*** Given data ***

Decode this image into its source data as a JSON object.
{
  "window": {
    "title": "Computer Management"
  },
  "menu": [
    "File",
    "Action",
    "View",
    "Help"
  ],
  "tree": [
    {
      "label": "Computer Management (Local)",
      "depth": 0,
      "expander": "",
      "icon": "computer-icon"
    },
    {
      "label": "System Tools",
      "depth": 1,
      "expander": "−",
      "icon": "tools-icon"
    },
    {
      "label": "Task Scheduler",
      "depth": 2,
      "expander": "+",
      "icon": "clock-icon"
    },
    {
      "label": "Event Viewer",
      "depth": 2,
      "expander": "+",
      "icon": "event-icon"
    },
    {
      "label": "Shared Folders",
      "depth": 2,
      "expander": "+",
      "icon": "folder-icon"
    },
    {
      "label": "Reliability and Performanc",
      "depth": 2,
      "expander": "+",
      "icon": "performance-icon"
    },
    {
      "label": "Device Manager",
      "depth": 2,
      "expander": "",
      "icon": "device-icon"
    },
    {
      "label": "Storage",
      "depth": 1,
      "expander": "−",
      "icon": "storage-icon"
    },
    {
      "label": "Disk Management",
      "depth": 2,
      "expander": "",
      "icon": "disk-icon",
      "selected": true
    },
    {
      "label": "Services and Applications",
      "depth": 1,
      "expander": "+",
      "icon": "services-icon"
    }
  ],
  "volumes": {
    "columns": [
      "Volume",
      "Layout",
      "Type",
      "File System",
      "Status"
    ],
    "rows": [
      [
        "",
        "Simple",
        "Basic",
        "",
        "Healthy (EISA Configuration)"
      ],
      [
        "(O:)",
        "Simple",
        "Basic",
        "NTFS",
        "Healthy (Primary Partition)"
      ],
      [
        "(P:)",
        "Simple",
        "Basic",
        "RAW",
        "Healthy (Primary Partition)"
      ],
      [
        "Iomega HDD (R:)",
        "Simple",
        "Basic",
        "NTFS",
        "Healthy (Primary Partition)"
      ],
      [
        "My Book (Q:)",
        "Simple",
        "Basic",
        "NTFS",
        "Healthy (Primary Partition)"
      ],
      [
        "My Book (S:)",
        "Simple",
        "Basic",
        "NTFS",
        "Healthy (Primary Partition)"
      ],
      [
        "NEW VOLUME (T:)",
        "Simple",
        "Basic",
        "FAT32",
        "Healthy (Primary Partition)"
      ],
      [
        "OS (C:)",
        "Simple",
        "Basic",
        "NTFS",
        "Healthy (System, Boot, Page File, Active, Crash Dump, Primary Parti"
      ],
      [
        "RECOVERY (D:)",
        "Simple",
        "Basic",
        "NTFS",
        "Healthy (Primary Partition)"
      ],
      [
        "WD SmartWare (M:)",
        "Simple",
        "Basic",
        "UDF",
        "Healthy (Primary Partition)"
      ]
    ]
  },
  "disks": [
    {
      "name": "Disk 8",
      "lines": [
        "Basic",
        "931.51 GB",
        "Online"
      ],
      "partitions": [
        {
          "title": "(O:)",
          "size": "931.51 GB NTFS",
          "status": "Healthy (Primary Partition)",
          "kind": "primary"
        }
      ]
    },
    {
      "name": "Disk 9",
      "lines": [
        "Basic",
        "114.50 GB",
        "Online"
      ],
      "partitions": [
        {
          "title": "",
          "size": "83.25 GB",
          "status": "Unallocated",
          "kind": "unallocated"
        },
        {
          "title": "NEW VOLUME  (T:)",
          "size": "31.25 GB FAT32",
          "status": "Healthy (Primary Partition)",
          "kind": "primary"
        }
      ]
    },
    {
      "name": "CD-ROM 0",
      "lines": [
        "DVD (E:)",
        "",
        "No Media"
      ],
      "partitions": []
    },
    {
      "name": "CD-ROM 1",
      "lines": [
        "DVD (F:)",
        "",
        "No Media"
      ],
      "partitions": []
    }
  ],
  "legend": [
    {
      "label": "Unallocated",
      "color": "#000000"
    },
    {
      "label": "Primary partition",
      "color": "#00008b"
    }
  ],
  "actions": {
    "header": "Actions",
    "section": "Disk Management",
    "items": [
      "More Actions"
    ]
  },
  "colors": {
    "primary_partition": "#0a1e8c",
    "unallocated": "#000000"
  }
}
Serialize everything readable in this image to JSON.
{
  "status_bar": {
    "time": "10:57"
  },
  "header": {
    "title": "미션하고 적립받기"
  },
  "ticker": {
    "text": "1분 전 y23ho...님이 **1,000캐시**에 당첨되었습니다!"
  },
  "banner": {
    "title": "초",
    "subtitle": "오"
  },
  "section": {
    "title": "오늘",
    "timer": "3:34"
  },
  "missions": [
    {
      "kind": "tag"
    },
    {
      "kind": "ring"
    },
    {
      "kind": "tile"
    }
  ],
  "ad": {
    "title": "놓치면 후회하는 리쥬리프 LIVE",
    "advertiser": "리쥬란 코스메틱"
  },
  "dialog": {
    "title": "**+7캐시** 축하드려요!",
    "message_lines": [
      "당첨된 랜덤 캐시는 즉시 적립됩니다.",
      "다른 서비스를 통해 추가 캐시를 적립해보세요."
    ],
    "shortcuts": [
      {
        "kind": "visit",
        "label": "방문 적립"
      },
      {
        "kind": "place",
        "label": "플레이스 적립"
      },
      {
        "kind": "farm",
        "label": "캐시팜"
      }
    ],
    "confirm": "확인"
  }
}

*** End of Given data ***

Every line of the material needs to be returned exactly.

Your solution:
Decode this image into its source data as a JSON object.
{
  "window": {
    "title": "Computer Management"
  },
  "menu": [
    "File",
    "Action",
    "View",
    "Help"
  ],
  "tree": [
    {
      "label": "Computer Management (Local)",
      "depth": 0,
      "expander": "",
      "icon": "computer-icon"
    },
    {
      "label": "System Tools",
      "depth": 1,
      "expander": "−",
      "icon": "tools-icon"
    },
    {
      "label": "Task Scheduler",
      "depth": 2,
      "expander": "+",
      "icon": "clock-icon"
    },
    {
      "label": "Event Viewer",
      "depth": 2,
      "expander": "+",
      "icon": "event-icon"
    },
    {
      "label": "Shared Folders",
      "depth": 2,
      "expander": "+",
      "icon": "folder-icon"
    },
    {
      "label": "Reliability and Performanc",
      "depth": 2,
      "expander": "+",
      "icon": "performance-icon"
    },
    {
      "label": "Device Manager",
      "depth": 2,
      "expander": "",
      "icon": "device-icon"
    },
    {
      "label": "Storage",
      "depth": 1,
      "expander": "−",
      "icon": "storage-icon"
    },
    {
      "label": "Disk Management",
      "depth": 2,
      "expander": "",
      "icon": "disk-icon",
      "selected": true
    },
    {
      "label": "Services and Applications",
      "depth": 1,
      "expander": "+",
      "icon": "services-icon"
    }
  ],
  "volumes": {
    "columns": [
      "Volume",
      "Layout",
      "Type",
      "File System",
      "Status"
    ],
    "rows": [
      [
        "",
        "Simple",
        "Basic",
        "",
        "Healthy (EISA Configuration)"
      ],
      [
        "(O:)",
        "Simple",
        "Basic",
        "NTFS",
        "Healthy (Primary Partition)"
      ],
      [
        "(P:)",
        "Simple",
        "Basic",
        "RAW",
        "Healthy (Primary Partition)"
      ],
      [
        "Iomega HDD (R:)",
        "Simple",
        "Basic",
        "NTFS",
        "Healthy (Primary Partition)"
      ],
      [
        "My Book (Q:)",
        "Simple",
        "Basic",
        "NTFS",
        "Healthy (Primary Partition)"
      ],
      [
        "My Book (S:)",
        "Simple",
        "Basic",
        "NTFS",
        "Healthy (Primary Partition)"
      ],
      [
        "NEW VOLUME (T:)",
        "Simple",
        "Basic",
        "FAT32",
        "Healthy (Primary Partition)"
      ],
      [
        "OS (C:)",
        "Simple",
        "Basic",
        "NTFS",
        "Healthy (System, Boot, Page File, Active, Crash Dump, Primary Parti"
      ],
      [
        "RECOVERY (D:)",
        "Simple",
        "Basic",
        "NTFS",
        "Healthy (Primary Partition)"
      ],
      [
        "WD SmartWare (M:)",
        "Simple",
        "Basic",
        "UDF",
        "Healthy (Primary Partition)"
      ]
    ]
  },
  "disks": [
    {
      "name": "Disk 8",
      "lines": [
        "Basic",
        "931.51 GB",
        "Online"
      ],
      "partitions": [
        {
          "title": "(O:)",
          "size": "931.51 GB NTFS",
          "status": "Healthy (Primary Partition)",
          "kind": "primary"
        }
      ]
    },
    {
      "name": "Disk 9",
      "lines": [
        "Basic",
        "114.50 GB",
        "Online"
      ],
      "partitions": [
        {
          "title": "",
          "size": "83.25 GB",
          "status": "Unallocated",
          "kind": "unallocated"
        },
        {
          "title": "NEW VOLUME  (T:)",
          "size": "31.25 GB FAT32",
          "status": "Healthy (Primary Partition)",
          "kind": "primary"
        }
      ]
    },
    {
      "name": "CD-ROM 0",
      "lines": [
        "DVD (E:)",
        "",
        "No Media"
      ],
      "partitions": []
    },
    {
      "name": "CD-ROM 1",
      "lines": [
        "DVD (F:)",
        "",
        "No Media"
      ],
      "partitions": []
    }
  ],
  "legend": [
    {
      "label": "Unallocated",
      "color": "#000000"
    },
    {
      "label": "Primary partition",
      "color": "#00008b"
    }
  ],
  "actions": {
    "header": "Actions",
    "section": "Disk Management",
    "items": [
      "More Actions"
    ]
  },
  "colors": {
    "primary_partition": "#0a1e8c",
    "unallocated": "#000000"
  }
}
Serialize everything readable in this image to JSON.
{
  "status_bar": {
    "time": "10:57"
  },
  "header": {
    "title": "미션하고 적립받기"
  },
  "ticker": {
    "text": "1분 전 y23ho...님이 **1,000캐시**에 당첨되었습니다!"
  },
  "banner": {
    "title": "초",
    "subtitle": "오"
  },
  "section": {
    "title": "오늘",
    "timer": "3:34"
  },
  "missions": [
    {
      "kind": "tag"
    },
    {
      "kind": "ring"
    },
    {
      "kind": "tile"
    }
  ],
  "ad": {
    "title": "놓치면 후회하는 리쥬리프 LIVE",
    "advertiser": "리쥬란 코스메틱"
  },
  "dialog": {
    "title": "**+7캐시** 축하드려요!",
    "message_lines": [
      "당첨된 랜덤 캐시는 즉시 적립됩니다.",
      "다른 서비스를 통해 추가 캐시를 적립해보세요."
    ],
    "shortcuts": [
      {
        "kind": "visit",
        "label": "방문 적립"
      },
      {
        "kind": "place",
        "label": "플레이스 적립"
      },
      {
        "kind": "farm",
        "label": "캐시팜"
      }
    ],
    "confirm": "확인"
  }
}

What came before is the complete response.